But I Paid For It!

We hear that a lot when we talk to clients about copyright matters. And people in business can’t be faulted for thinking that when they pay someone to create a logo for them, write a manual, design a Web page, or lay out a promotional handout, they own the work they paid for.

Unfortunately that’s just not true.

Copyright in a creative work — the right to make and distribute copies, to authorize use and the making of derivative works by others — belongs to the author of the work from the moment the work is “fixed in a tangible medium” — drawn, written down, recorded, sculpted, etc. And the author owns the exclusive right until he or she transfers all or part of that right to someone else in writing.

“In writing” is the critical bit. When you hire an independent artist, writer, photographer and so forth — independent contractor — to create something for you, even according to your very specifications, you have an implied license to use the work for the purpose for which you had it done, but that’s all you have. Without something in writing to the contrary, your “license” is not exclusive, in the first place, and does not necessarily extend to any other use of the work.

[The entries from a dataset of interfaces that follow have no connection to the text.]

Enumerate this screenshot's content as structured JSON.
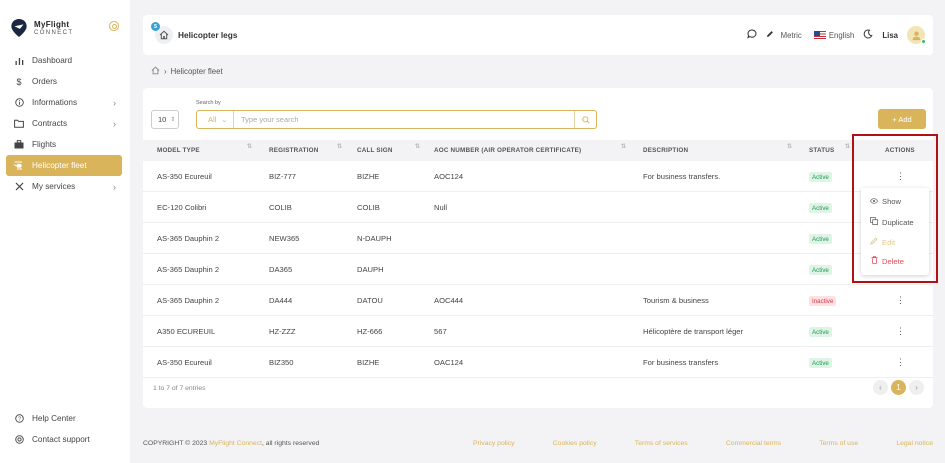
{
  "app": {
    "brand_line1": "MyFlight",
    "brand_line2": "CONNECT",
    "accent": "#d9b45a"
  },
  "sidebar": {
    "items": [
      {
        "label": "Dashboard",
        "icon": "bar-chart-icon",
        "chevron": false
      },
      {
        "label": "Orders",
        "icon": "dollar-icon",
        "chevron": false
      },
      {
        "label": "Informations",
        "icon": "info-icon",
        "chevron": true
      },
      {
        "label": "Contracts",
        "icon": "folder-icon",
        "chevron": true
      },
      {
        "label": "Flights",
        "icon": "briefcase-icon",
        "chevron": false
      },
      {
        "label": "Helicopter fleet",
        "icon": "helicopter-icon",
        "chevron": false,
        "active": true
      },
      {
        "label": "My services",
        "icon": "tools-icon",
        "chevron": true
      }
    ],
    "bottom": [
      {
        "label": "Help Center",
        "icon": "help-icon"
      },
      {
        "label": "Contact support",
        "icon": "support-icon"
      }
    ]
  },
  "header": {
    "badge": "5",
    "title": "Helicopter legs",
    "metric": "Metric",
    "language": "English",
    "user": "Lisa"
  },
  "breadcrumb": {
    "current": "Helicopter fleet"
  },
  "toolbar": {
    "page_size": "10",
    "search_label": "Search by",
    "search_filter": "All",
    "search_placeholder": "Type your search",
    "add_label": "+ Add"
  },
  "table": {
    "columns": [
      "MODEL TYPE",
      "REGISTRATION",
      "CALL SIGN",
      "AOC NUMBER (AIR OPERATOR CERTIFICATE)",
      "DESCRIPTION",
      "STATUS",
      "ACTIONS"
    ],
    "rows": [
      {
        "model": "AS-350 Ecureuil",
        "registration": "BIZ-777",
        "callsign": "BIZHE",
        "aoc": "AOC124",
        "description": "For business transfers.",
        "status": "Active"
      },
      {
        "model": "EC-120 Colibri",
        "registration": "COLIB",
        "callsign": "COLIB",
        "aoc": "Null",
        "description": "",
        "status": "Active"
      },
      {
        "model": "AS-365 Dauphin 2",
        "registration": "NEW365",
        "callsign": "N-DAUPH",
        "aoc": "",
        "description": "",
        "status": "Active"
      },
      {
        "model": "AS-365 Dauphin 2",
        "registration": "DA365",
        "callsign": "DAUPH",
        "aoc": "",
        "description": "",
        "status": "Active"
      },
      {
        "model": "AS-365 Dauphin 2",
        "registration": "DA444",
        "callsign": "DATOU",
        "aoc": "AOC444",
        "description": "Tourism & business",
        "status": "Inactive"
      },
      {
        "model": "A350 ECUREUIL",
        "registration": "HZ-ZZZ",
        "callsign": "HZ-666",
        "aoc": "567",
        "description": "Hélicoptère de transport léger",
        "status": "Active"
      },
      {
        "model": "AS-350 Ecureuil",
        "registration": "BIZ350",
        "callsign": "BIZHE",
        "aoc": "OAC124",
        "description": "For business transfers",
        "status": "Active"
      }
    ],
    "entries": "1 to 7 of 7 entries",
    "page": "1"
  },
  "actions_menu": {
    "show": "Show",
    "duplicate": "Duplicate",
    "edit": "Edit",
    "delete": "Delete"
  },
  "footer": {
    "copyright": "COPYRIGHT © 2023 ",
    "brand": "MyFlight Connect",
    "rights": ", all rights reserved",
    "links": [
      "Privacy policy",
      "Cookies policy",
      "Terms of services",
      "Commercial terms",
      "Terms of use",
      "Legal notice"
    ]
  }
}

So that the artist can re-use the design in someone else’s ad campaign, the photographer can resell the photographs to others for publication and distribution, and the writer can use all or any part of the composition in another project and license the movie rights. And you can’t do any of those things without the author’s consent or benign neglect.

In most cases, the work you will have an independent contractor do for you is so specific to you, and so limited in its applicability, that its ownership is not ever going to be a source of conflict. But while the right to make and authorize copies and derivative works may not be worth worrying about most of the time, it’s worth knowing the rules and keeping them in mind. Is there a character in the design worthy of a program on Cartoon Network? Are the photographs worthy of National Geographic? Is the advertising jingle catchy enough to be reused in a video game? Probably not, but the time to consider these things is not the day that Google offers to buy your business and everything in it for billions.

The key thing to know, to keep in the back of your mind when you engage an independent contractor for anything creative, is that a spoken word and a handshake is worthless where the copyright in the work is concerned, and the time to secure the right to make copies and derivatives is not after the thing has become valuable.